**WORK REQUEST**
Wherever the word "time" appears in a line of the data, that line should be copied.

**EXTRACTED DATA**
※ ※ ※
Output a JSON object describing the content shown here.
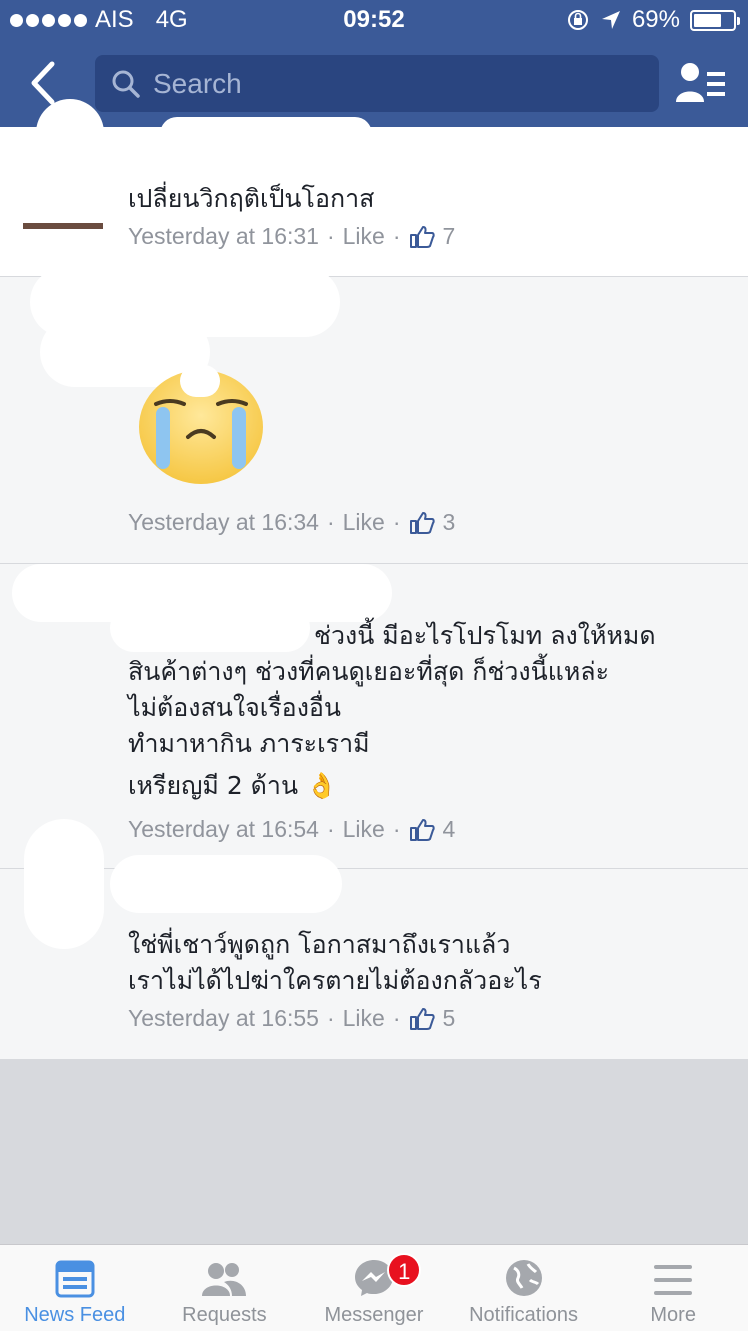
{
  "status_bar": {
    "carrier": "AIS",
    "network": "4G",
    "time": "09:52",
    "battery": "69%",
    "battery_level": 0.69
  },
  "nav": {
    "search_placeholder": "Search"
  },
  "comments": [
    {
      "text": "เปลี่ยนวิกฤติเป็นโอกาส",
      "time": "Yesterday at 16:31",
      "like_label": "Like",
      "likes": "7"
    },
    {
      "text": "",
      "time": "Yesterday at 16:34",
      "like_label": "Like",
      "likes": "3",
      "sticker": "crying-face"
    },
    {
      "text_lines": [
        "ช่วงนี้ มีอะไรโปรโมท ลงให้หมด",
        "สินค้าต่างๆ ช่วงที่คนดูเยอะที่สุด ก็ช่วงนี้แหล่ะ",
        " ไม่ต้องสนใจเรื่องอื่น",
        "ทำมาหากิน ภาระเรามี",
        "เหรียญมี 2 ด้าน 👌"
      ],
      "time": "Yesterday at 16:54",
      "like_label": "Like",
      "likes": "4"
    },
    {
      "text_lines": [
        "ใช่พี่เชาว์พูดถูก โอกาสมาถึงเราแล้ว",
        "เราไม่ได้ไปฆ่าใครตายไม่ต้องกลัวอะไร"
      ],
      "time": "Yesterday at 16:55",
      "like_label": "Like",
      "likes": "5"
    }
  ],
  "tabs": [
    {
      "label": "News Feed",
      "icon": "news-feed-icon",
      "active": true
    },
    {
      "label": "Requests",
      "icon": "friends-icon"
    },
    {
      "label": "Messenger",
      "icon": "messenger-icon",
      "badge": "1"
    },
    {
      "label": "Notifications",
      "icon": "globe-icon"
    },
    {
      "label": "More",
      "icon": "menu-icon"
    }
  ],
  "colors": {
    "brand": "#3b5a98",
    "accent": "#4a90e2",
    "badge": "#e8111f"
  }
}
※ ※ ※
**TASK SOLUTION**
    "time": "09:52",
      "time": "Yesterday at 16:31",
      "time": "Yesterday at 16:34",
      "time": "Yesterday at 16:54",
      "time": "Yesterday at 16:55",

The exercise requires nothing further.